There are numerous findings noting the crucial nature of communication in aviation safety. For many years it has been recognized that communication problems are implicated in many aviation accidents and in runway incursions. Flight Safety Information (2004: 12) reports that “Between 1976 and 2000, more than 1100 passengers and crew lost their lives in accidents in which investigators determined that language had played a contributory role.”
The most frequently mentioned accidents in which language-related miscommunications were a crucial contributing factor occurred in Tenerife in the Canary Islands on March 27, 1977, Cove Neck, New York en route to JFK on January 25, 1990, and the mountainous terrain near Cali, Colombia on December 20, 1995.
On March 27, 1977, a KLM and Pan Am 747 collided on a crowded, foggy runway in Tenerife, the Canary Islands. The pilot of a KLM Boeing 747 radioed, “We are now at take-off”, meaning that the plane was lifting off as his aircraft began rolling down the runway. The air traffic controller misunderstood and thought the plane was waiting for further instructions on the runway, and so did not warn the pilot that another aircraft, a Pan American Airways B747 that was invisible in the thick fog, was already on the runway. The resulting crash killed 583 people in what is still the most destructive accident in aviation history.
The accident that occurred at Cove Neck, New York, on 25 January 1990 resulted in part from the fact that the copilot used the normal English phrase running out of fuel rather than the technical aviation term emergency, thereby failing to convey to the controller the intended degree of urgency (Cushing 2004: 2).
Nordwall detailed the crash of American Airlines Flight 965 near Cali, Columbia in December 1995, as an example of a controller’s inability to communicate effectively in English. W. Frank Price, manager of air traffic services international staff for the FAA said, “Had he [the controller] been able to do so [communicate the crew’s position in English], it could have contributed to the crew’s situational awareness – a factor that might have prevented the accident” (Nordwall 1997: 46-51).
The ASRS (Aviation Safety Reporting System) database is fraught with examples of how meaning can be misinterpreted within the cockpit, between the cockpit and ATC, between the cockpit and the cabin, and essentially throughout the aviation environment.
The complexity and flexibility of natural language are problematic, however, because of the confusions and misunderstandings that can readily arise as a result of such specifically linguistic phenomena as ambiguity, unclear reference, differences in intonation (or punctuation in written language), and presupposition, as well as more general peculiarities of human interactions face-to-face or over the radio. Even when pilots and controllers both speak English fluently, there are pitfalls in the nature of language and the ways that language is heard (Cushing 1995).
Language problems at the heart of a large number of disasters and near-disasters have prompted ICAO to establish stringent new language standards intended to significantly improve and maintain the English language proficiency of aviation professionals. The ICAO mandate specifies that in order to stay operational after March 2008, all pilots and air traffic controllers working international routes must demonstrate a high level of fluency not only in Aviation English specific phraseology, but, also in general English – with an emphasis on oral skills.

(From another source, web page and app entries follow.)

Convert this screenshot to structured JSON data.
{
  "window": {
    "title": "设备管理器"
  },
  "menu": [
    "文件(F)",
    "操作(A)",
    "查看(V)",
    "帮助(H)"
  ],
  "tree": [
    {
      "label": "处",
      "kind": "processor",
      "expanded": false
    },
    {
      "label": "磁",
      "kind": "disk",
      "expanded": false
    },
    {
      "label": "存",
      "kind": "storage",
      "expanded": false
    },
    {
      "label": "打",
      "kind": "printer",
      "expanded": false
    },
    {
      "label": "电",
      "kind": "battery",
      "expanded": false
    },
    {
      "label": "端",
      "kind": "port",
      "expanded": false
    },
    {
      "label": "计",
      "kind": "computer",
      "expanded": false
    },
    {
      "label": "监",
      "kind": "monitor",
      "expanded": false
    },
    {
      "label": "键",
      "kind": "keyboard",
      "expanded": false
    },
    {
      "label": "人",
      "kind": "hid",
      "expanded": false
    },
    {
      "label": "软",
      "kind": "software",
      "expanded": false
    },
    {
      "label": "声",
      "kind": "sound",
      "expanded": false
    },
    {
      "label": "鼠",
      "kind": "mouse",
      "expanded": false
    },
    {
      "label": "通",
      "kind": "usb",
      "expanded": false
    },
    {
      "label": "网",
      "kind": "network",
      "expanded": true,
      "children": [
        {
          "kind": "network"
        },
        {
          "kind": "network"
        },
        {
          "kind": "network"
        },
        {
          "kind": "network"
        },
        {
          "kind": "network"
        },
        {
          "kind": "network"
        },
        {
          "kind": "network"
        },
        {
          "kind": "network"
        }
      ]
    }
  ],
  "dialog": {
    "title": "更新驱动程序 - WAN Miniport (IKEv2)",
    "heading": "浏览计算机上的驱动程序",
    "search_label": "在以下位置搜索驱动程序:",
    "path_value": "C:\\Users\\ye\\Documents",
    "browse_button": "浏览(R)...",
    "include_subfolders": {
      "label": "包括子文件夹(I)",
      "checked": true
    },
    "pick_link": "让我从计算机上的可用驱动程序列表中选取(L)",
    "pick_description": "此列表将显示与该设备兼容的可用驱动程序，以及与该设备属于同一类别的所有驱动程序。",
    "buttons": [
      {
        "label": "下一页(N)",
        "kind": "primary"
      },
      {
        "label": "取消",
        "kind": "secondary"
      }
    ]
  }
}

In addition to strengthening the provisions related to language use in radiotelephony communications, ICAO has also established a language proficiency rating scale – aviation-english-icao-scale, delineating six levels of language proficiency ranging from Pre-elementary (Level 1) to Expert (Level 6) across six areas of linguistic description: Pronunciation, Structure, Vocabulary, Fluency, Comprehension & Interactions. The minimum operating level of English-language proficiency will be ICAO Operational Level 4 (ICAO Document 9835, 2004). ICAO Level 4 competency means that aviators possess reliable English language skills that can withstand the most unpredictable and stressful of situations.
The disasters at Zagreb and Tenerife have been used to justify the ICAO language proficiency program, which is intended to improve the language proficiency of pilots and controllers worldwide. However, while both disasters involved significant linguistic factors – such as code switching, numerical slips, pronunciation problems and possible L1 interference – it should not be forgotten that they also involved many non-linguistic factors.